**Exercise requirements**: Reproduce the material that follows, keeping every line exactly as it is.

|---|

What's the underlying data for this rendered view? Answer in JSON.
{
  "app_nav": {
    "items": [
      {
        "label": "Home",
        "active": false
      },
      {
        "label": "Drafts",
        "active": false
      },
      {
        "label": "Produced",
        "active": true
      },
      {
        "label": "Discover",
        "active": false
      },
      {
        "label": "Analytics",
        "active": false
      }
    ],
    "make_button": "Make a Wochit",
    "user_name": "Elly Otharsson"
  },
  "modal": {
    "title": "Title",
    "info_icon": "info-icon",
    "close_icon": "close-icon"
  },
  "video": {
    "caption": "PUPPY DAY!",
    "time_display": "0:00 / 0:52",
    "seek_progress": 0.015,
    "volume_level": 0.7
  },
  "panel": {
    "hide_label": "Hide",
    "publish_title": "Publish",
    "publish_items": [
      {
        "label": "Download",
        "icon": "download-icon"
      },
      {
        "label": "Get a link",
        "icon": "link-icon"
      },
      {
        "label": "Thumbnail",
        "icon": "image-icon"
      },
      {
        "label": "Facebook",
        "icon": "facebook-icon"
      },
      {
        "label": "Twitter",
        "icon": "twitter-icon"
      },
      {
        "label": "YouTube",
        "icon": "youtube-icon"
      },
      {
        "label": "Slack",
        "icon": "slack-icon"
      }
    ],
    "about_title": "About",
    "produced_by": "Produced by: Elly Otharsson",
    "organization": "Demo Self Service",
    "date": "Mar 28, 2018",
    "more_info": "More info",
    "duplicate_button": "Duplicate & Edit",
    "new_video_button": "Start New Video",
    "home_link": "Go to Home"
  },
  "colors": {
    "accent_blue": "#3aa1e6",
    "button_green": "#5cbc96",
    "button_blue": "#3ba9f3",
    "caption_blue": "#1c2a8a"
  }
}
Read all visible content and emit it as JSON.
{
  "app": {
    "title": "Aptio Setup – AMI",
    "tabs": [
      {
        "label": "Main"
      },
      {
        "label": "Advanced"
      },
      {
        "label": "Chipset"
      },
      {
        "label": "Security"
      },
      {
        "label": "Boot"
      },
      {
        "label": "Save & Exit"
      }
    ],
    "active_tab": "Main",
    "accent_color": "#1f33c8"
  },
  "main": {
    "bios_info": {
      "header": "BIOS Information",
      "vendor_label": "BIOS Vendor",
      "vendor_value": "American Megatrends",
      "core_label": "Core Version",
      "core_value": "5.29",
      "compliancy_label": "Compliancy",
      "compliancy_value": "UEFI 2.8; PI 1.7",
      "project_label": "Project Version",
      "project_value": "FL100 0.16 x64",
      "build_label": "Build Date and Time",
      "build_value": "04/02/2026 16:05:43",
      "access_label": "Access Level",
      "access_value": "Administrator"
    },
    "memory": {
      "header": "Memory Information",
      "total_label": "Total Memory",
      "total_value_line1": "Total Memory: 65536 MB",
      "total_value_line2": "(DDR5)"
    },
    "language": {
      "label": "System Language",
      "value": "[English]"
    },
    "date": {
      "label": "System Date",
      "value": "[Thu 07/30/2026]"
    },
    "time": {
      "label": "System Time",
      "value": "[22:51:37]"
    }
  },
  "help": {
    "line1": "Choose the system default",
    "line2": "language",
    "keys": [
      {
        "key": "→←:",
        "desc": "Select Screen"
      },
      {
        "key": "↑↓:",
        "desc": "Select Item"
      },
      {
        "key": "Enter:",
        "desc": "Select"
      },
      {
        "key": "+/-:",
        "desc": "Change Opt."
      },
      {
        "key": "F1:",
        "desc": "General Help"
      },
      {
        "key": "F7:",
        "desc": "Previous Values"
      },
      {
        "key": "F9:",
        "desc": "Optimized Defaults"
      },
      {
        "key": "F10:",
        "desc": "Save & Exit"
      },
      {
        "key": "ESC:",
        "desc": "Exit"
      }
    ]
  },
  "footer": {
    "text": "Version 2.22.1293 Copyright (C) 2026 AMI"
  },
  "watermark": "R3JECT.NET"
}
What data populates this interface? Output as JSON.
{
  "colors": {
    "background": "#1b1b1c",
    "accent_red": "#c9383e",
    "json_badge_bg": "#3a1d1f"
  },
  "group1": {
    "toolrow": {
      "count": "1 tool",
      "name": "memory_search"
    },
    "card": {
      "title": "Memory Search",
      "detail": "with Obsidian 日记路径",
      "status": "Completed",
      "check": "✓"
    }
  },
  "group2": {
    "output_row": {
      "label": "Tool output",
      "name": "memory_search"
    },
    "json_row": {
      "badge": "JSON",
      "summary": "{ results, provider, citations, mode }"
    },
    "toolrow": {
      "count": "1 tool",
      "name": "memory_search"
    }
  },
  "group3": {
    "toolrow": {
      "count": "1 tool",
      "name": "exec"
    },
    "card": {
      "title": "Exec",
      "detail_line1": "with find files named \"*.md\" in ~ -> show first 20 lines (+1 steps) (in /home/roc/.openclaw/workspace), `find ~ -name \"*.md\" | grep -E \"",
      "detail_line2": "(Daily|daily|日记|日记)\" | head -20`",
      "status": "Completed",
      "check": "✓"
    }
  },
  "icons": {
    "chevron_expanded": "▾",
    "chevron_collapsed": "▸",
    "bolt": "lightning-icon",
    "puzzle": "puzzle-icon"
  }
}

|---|

**Answer space**:
What's the underlying data for this rendered view? Answer in JSON.
{
  "app_nav": {
    "items": [
      {
        "label": "Home",
        "active": false
      },
      {
        "label": "Drafts",
        "active": false
      },
      {
        "label": "Produced",
        "active": true
      },
      {
        "label": "Discover",
        "active": false
      },
      {
        "label": "Analytics",
        "active": false
      }
    ],
    "make_button": "Make a Wochit",
    "user_name": "Elly Otharsson"
  },
  "modal": {
    "title": "Title",
    "info_icon": "info-icon",
    "close_icon": "close-icon"
  },
  "video": {
    "caption": "PUPPY DAY!",
    "time_display": "0:00 / 0:52",
    "seek_progress": 0.015,
    "volume_level": 0.7
  },
  "panel": {
    "hide_label": "Hide",
    "publish_title": "Publish",
    "publish_items": [
      {
        "label": "Download",
        "icon": "download-icon"
      },
      {
        "label": "Get a link",
        "icon": "link-icon"
      },
      {
        "label": "Thumbnail",
        "icon": "image-icon"
      },
      {
        "label": "Facebook",
        "icon": "facebook-icon"
      },
      {
        "label": "Twitter",
        "icon": "twitter-icon"
      },
      {
        "label": "YouTube",
        "icon": "youtube-icon"
      },
      {
        "label": "Slack",
        "icon": "slack-icon"
      }
    ],
    "about_title": "About",
    "produced_by": "Produced by: Elly Otharsson",
    "organization": "Demo Self Service",
    "date": "Mar 28, 2018",
    "more_info": "More info",
    "duplicate_button": "Duplicate & Edit",
    "new_video_button": "Start New Video",
    "home_link": "Go to Home"
  },
  "colors": {
    "accent_blue": "#3aa1e6",
    "button_green": "#5cbc96",
    "button_blue": "#3ba9f3",
    "caption_blue": "#1c2a8a"
  }
}
Read all visible content and emit it as JSON.
{
  "app": {
    "title": "Aptio Setup – AMI",
    "tabs": [
      {
        "label": "Main"
      },
      {
        "label": "Advanced"
      },
      {
        "label": "Chipset"
      },
      {
        "label": "Security"
      },
      {
        "label": "Boot"
      },
      {
        "label": "Save & Exit"
      }
    ],
    "active_tab": "Main",
    "accent_color": "#1f33c8"
  },
  "main": {
    "bios_info": {
      "header": "BIOS Information",
      "vendor_label": "BIOS Vendor",
      "vendor_value": "American Megatrends",
      "core_label": "Core Version",
      "core_value": "5.29",
      "compliancy_label": "Compliancy",
      "compliancy_value": "UEFI 2.8; PI 1.7",
      "project_label": "Project Version",
      "project_value": "FL100 0.16 x64",
      "build_label": "Build Date and Time",
      "build_value": "04/02/2026 16:05:43",
      "access_label": "Access Level",
      "access_value": "Administrator"
    },
    "memory": {
      "header": "Memory Information",
      "total_label": "Total Memory",
      "total_value_line1": "Total Memory: 65536 MB",
      "total_value_line2": "(DDR5)"
    },
    "language": {
      "label": "System Language",
      "value": "[English]"
    },
    "date": {
      "label": "System Date",
      "value": "[Thu 07/30/2026]"
    },
    "time": {
      "label": "System Time",
      "value": "[22:51:37]"
    }
  },
  "help": {
    "line1": "Choose the system default",
    "line2": "language",
    "keys": [
      {
        "key": "→←:",
        "desc": "Select Screen"
      },
      {
        "key": "↑↓:",
        "desc": "Select Item"
      },
      {
        "key": "Enter:",
        "desc": "Select"
      },
      {
        "key": "+/-:",
        "desc": "Change Opt."
      },
      {
        "key": "F1:",
        "desc": "General Help"
      },
      {
        "key": "F7:",
        "desc": "Previous Values"
      },
      {
        "key": "F9:",
        "desc": "Optimized Defaults"
      },
      {
        "key": "F10:",
        "desc": "Save & Exit"
      },
      {
        "key": "ESC:",
        "desc": "Exit"
      }
    ]
  },
  "footer": {
    "text": "Version 2.22.1293 Copyright (C) 2026 AMI"
  },
  "watermark": "R3JECT.NET"
}
What data populates this interface? Output as JSON.
{
  "colors": {
    "background": "#1b1b1c",
    "accent_red": "#c9383e",
    "json_badge_bg": "#3a1d1f"
  },
  "group1": {
    "toolrow": {
      "count": "1 tool",
      "name": "memory_search"
    },
    "card": {
      "title": "Memory Search",
      "detail": "with Obsidian 日记路径",
      "status": "Completed",
      "check": "✓"
    }
  },
  "group2": {
    "output_row": {
      "label": "Tool output",
      "name": "memory_search"
    },
    "json_row": {
      "badge": "JSON",
      "summary": "{ results, provider, citations, mode }"
    },
    "toolrow": {
      "count": "1 tool",
      "name": "memory_search"
    }
  },
  "group3": {
    "toolrow": {
      "count": "1 tool",
      "name": "exec"
    },
    "card": {
      "title": "Exec",
      "detail_line1": "with find files named \"*.md\" in ~ -> show first 20 lines (+1 steps) (in /home/roc/.openclaw/workspace), `find ~ -name \"*.md\" | grep -E \"",
      "detail_line2": "(Daily|daily|日记|日记)\" | head -20`",
      "status": "Completed",
      "check": "✓"
    }
  },
  "icons": {
    "chevron_expanded": "▾",
    "chevron_collapsed": "▸",
    "bolt": "lightning-icon",
    "puzzle": "puzzle-icon"
  }
}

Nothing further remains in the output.